John Courlander, St Patrick’s Square Dalkey, who joined The Probus Club of Dún Laoghaire Marine in 2008 and was an Emeritus member, passed away peacefully on 2nd February at the age of 97.
John was born in Watford in 1920 and spent his early childhood in London, not far from Regents Park. His family moved to the South of France in 1924 and returned permanently to England in 1930. John was educated near Bournemouth and after school enlisted with the Royal Navy as an apprentice engineer. He became a pilot in the Fleet Air Arm of the Navy, then part of the RAF.
John first flew a Fairey Swordfish II, a torpedo bomber against U Boats, that was also used in reconnaisance. John’s flying training regime involved extremely precise runway landing to prepare him to land on an aircraft carrier. Takeoff was always into the wind which sometimes required an aircraft carrier sailing in cross winds to manoeuvre into the wind. John flew 17 different aircraft types in the course of the War and navigation throughout depended on map-reading skills and the observation of visual landmarks, such as railway tracks.
He was decorated twice for gallantry before being awarded The Arctic Star by the British Ambassador to Ireland, HE Dominick Chilcott, in January 2014. The Arctic Star was awarded in recognition of service in or support of the Arctic Convoys that provided essential supplies to the Soviet Union during World Ward II from August 1941 to May 1945.
There were 78 convoys altogether consisting of 35 merchant ships and 20 naval vessels. These had to travel via the Arctic Circle, around the northern tip of Norway, where it was dark for 23 of the 24 hours in a day in Winter, to the Russian port of Murmansk. The choice of route was necessary to avoid a joint Finnish-German military blockade of Leningrad (now St Petersburg). The convoys delivered 4 million tons of fuel, medicine and food sometimes receiving Russian gold and timber as payment.
Conditions were very harsh. The flying conditions were extreme but the convoys brought some relief to the citizens of Leningrad during the brutal 1,000-day German siege of that city.
Some 20,000 personnel took part in the Arctic Convoys but fewer than 200 had survived when this award was created in 2012. John was one of three persons in Ireland to be honoured.
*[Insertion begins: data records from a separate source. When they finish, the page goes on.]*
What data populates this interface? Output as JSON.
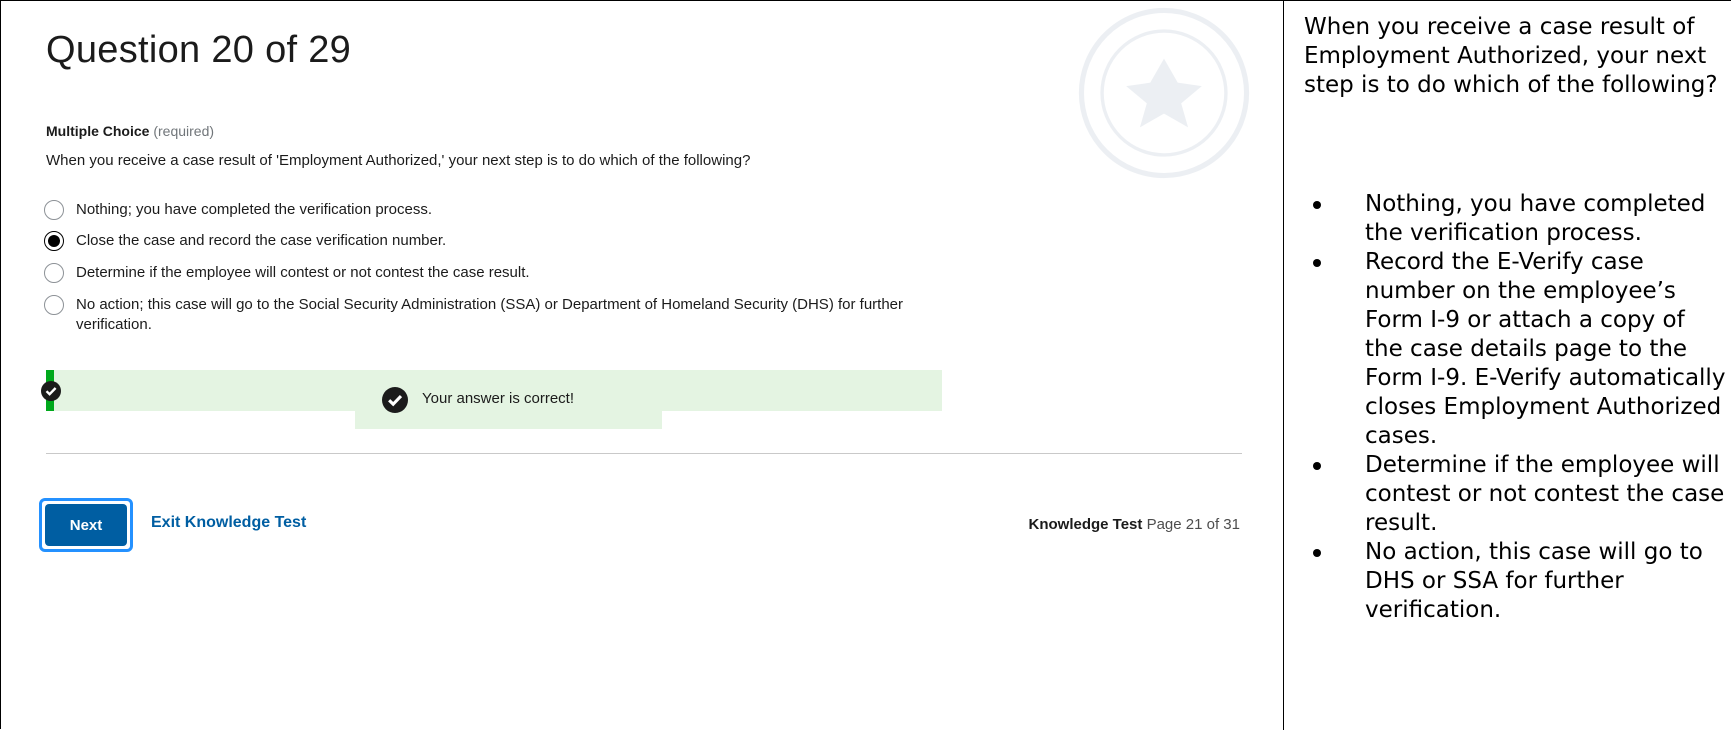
{
  "question": {
    "title": "Question 20 of 29",
    "type_label": "Multiple Choice",
    "required_label": "(required)",
    "prompt": "When you receive a case result of 'Employment Authorized,' your next step is to do which of the following?",
    "options": [
      {
        "label": "Nothing; you have completed the verification process.",
        "selected": false
      },
      {
        "label": "Close the case and record the case verification number.",
        "selected": true
      },
      {
        "label": "Determine if the employee will contest or not contest the case result.",
        "selected": false
      },
      {
        "label": "No action; this case will go to the Social Security Administration (SSA) or Department of Homeland Security (DHS) for further verification.",
        "selected": false
      }
    ]
  },
  "feedback": {
    "message": "Your answer is correct!",
    "status_color": "#00a91c",
    "background_color": "#e4f4e2",
    "icon": "check-circle-icon"
  },
  "footer": {
    "next_label": "Next",
    "exit_label": "Exit Knowledge Test",
    "page_label": "Knowledge Test",
    "page_numbers": "Page 21 of 31"
  },
  "side_panel": {
    "question": "When you receive a case result of Employment Authorized, your next step is to do which of the following?",
    "answers": [
      "Nothing, you have completed the verification process.",
      "Record the E-Verify case number on the employee’s Form I-9 or attach a copy of the case details page to the Form I-9. E-Verify automatically closes Employment Authorized cases.",
      "Determine if the employee will contest or not contest the case result.",
      "No action, this case will go to DHS or SSA for further verification."
    ]
  },
  "colors": {
    "primary": "#005ea2",
    "focus_ring": "#2491ff",
    "text": "#1b1b1b"
  }
}
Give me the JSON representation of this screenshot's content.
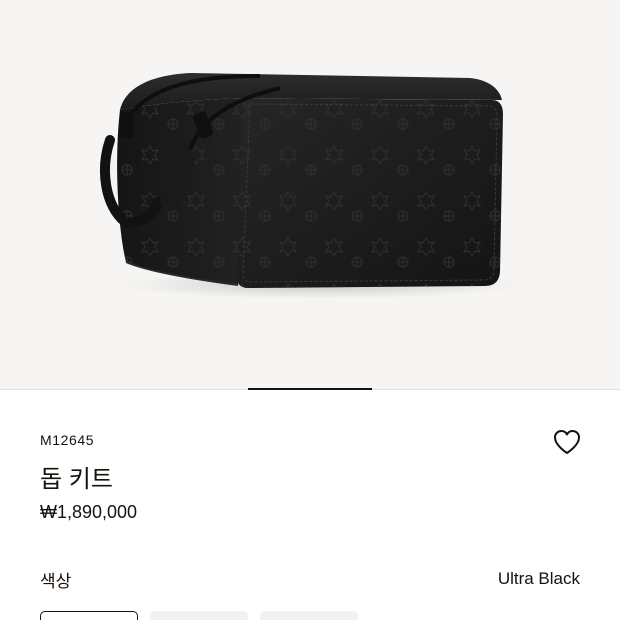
{
  "product": {
    "image_icon": "dopp-kit-product-image",
    "sku": "M12645",
    "name": "돕 키트",
    "price": "₩1,890,000",
    "wishlist_icon": "heart-outline-icon"
  },
  "gallery": {
    "active_slide": 1,
    "slide_count": 5
  },
  "color": {
    "label": "색상",
    "selected_value": "Ultra Black",
    "swatches": [
      {
        "name": "Ultra Black",
        "selected": true
      },
      {
        "name": "",
        "selected": false
      },
      {
        "name": "",
        "selected": false
      }
    ]
  },
  "colors": {
    "text": "#19110b",
    "gallery_bg": "#f6f5f3",
    "bag": "#1d1d1d"
  }
}
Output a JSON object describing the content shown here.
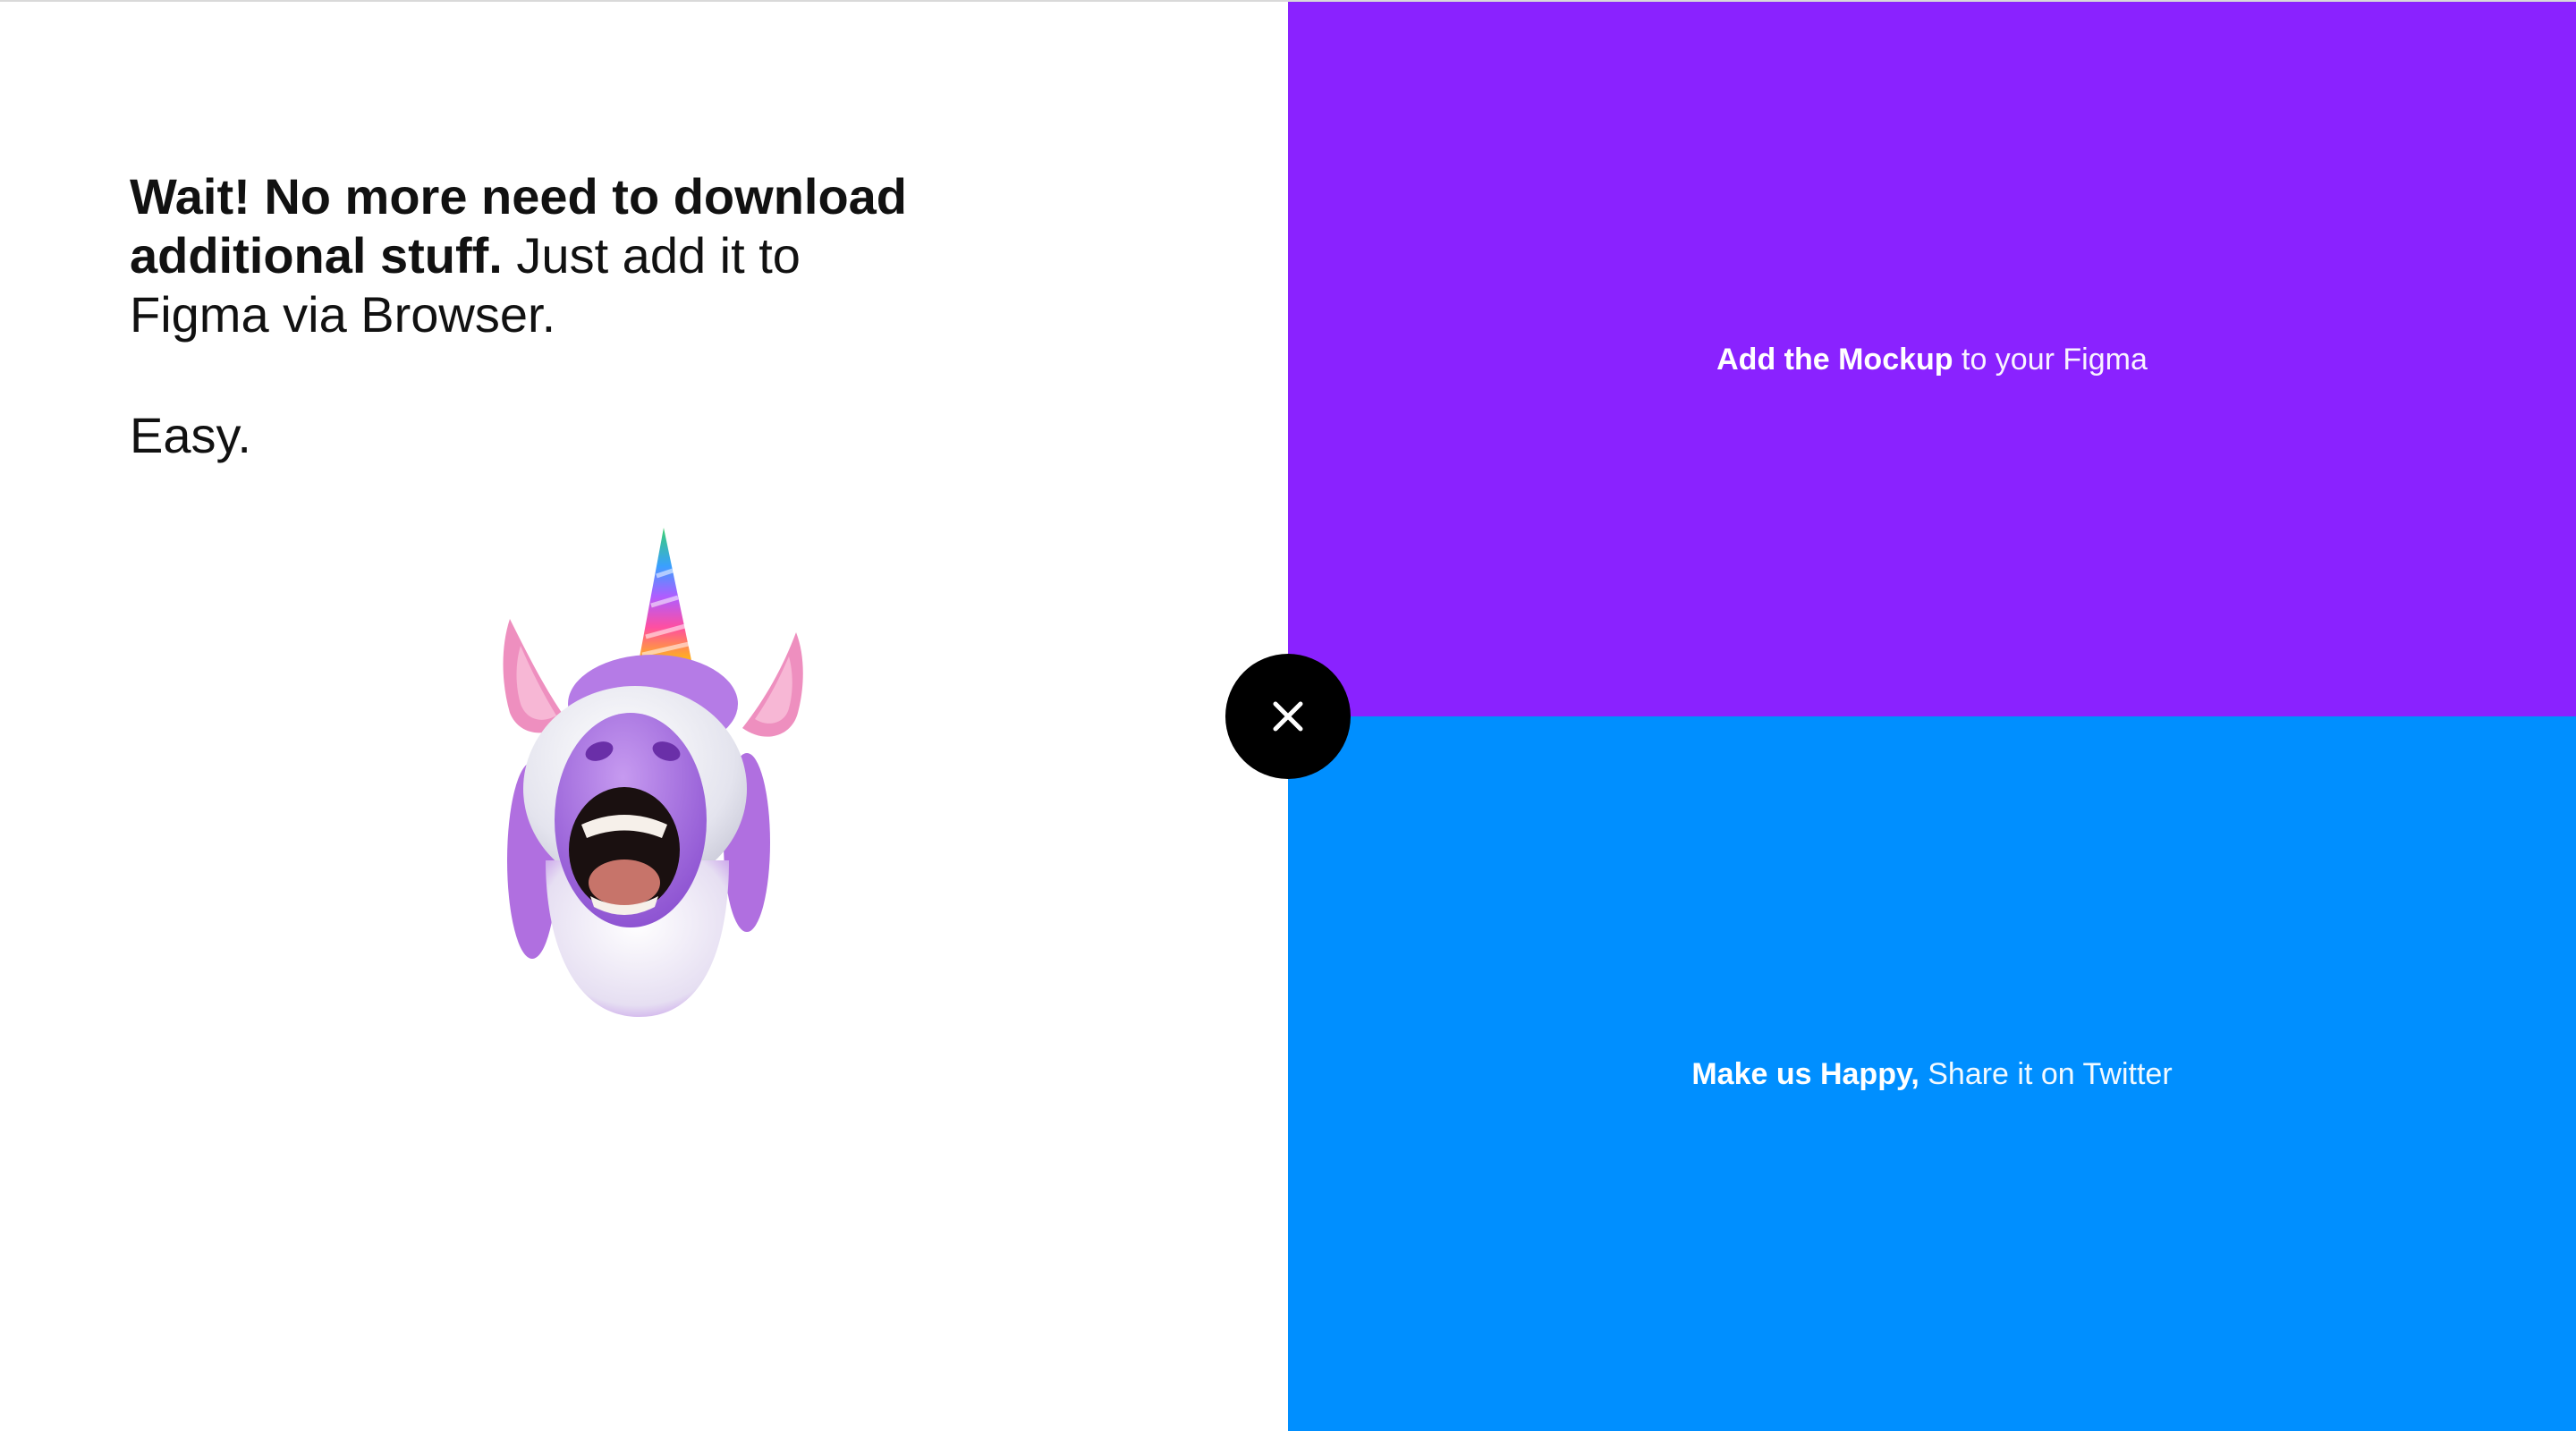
{
  "intro": {
    "headline_bold": "Wait! No more need to download additional stuff.",
    "headline_regular": " Just add it to Figma via Browser.",
    "easy": "Easy."
  },
  "cta_top": {
    "bold": "Add the Mockup",
    "regular": " to your Figma",
    "color": "#8a22ff"
  },
  "cta_bottom": {
    "bold": "Make us Happy,",
    "regular": " Share it on Twitter",
    "color": "#008fff"
  },
  "close": {
    "icon": "close-icon"
  },
  "mascot": {
    "icon": "unicorn-icon"
  }
}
At a later stage in his life John was Secretary of the RNLI in Dun Laoghaire and a member of Rathmichael Historical Society.